Brian Flaherty, a former state legislator who is now a senior vice president at the Connecticut Business and Industry Association, said that CBIA had not yet been informed of the precise changes in business taxes.

“Businesses in Connecticut are looking for stability and predictability in spending and certainly taxes,” Flaherty said Sunday. “The tax code can be used to help fuel the state’s economy, and there are a lot of levers the governor can pull. You can reduce your taxes if spending is going down.”
Republicans said they needed to see the full budget to know the impact of the proposals.

“Simply uttering the phrase “middle-income tax relief” does not make it so for Connecticut families who continue to suffer under Gov. Malloy’s massive tax hike,” said House Republican leader Themis Klarides.

Senate Republican leader Len Fasano of North Haven said he still has plenty of questions about the budget.

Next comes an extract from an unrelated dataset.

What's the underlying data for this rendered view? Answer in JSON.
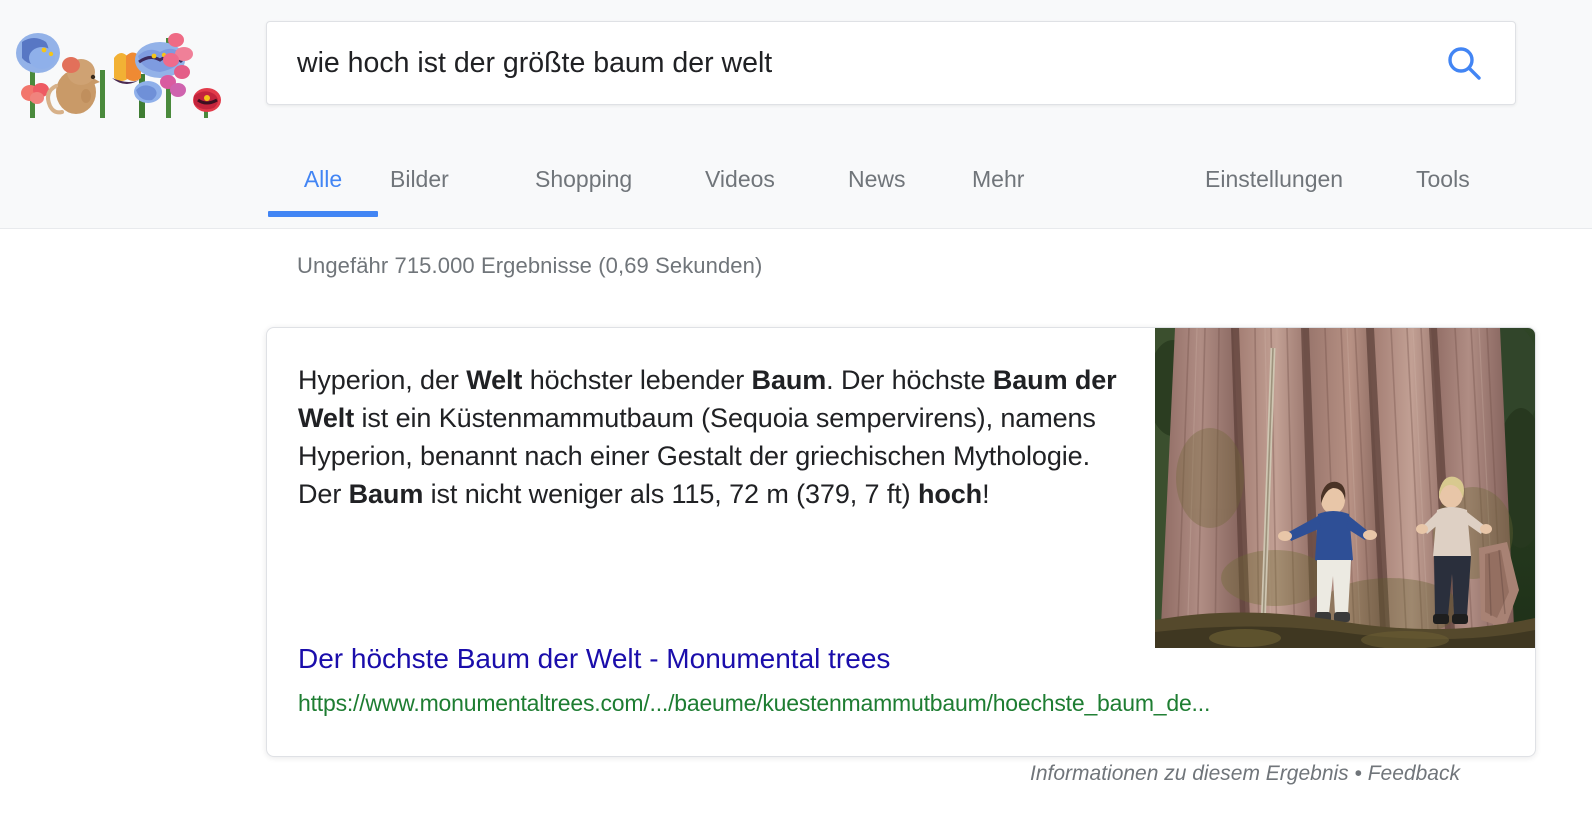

“If the governor simultaneously ends other exemptions and eliminates the scheduled phase-out of other taxes on things like clothing under $50, taxpayers could see more taxes in the end,” Fasano said.

Malloy has been making announcements to various media outlets in advance of the release of his budget.

On Friday, he announced on the Chaz and AJ radio show that he was calling for increasing the hours of sale of alcohol at package stores and supermarkets. He also called for changing the complicated pricing system in an overall package that would generate an estimated $3.2 million in additional tax revenue.

But the chief lobbyist for the package stores, Carroll J. Hughes, told The Hartford Courant that the estimate is a “fiscal fabrication” because he said that consumers would still buy the same amount of alcohol – even if the stores are open longer. He said the small retailers did not make any extra profits with the expansion to Sunday sales because they had extra expenses from keeping the stores open for 52 Sundays per year.
The last call at bars in New York is at 4 a.m., but Malloy said he is not proposing an extension until that hour.

“We’ve tolerated that system in Connecticut for too long,” Malloy said of a minimum-pricing system that critics say has helped the small package stores remain in business.

Concerning the Hartford mayor’s race between Mayor Pedro Segarra and his former legal counsel, Luke Bronin, Malloy said, “Both of these guys are friends of mine.”

Regarding possibly running for a third term, Malloy said, “That’s a long way away.”

Concerning being a potential runningmate with former Secretary of State Hillary Rodham Clinton on a national ticket for the Democrats, Malloy said, “I think that’s a terrible idea. … I can’t imagine that I would be asked.”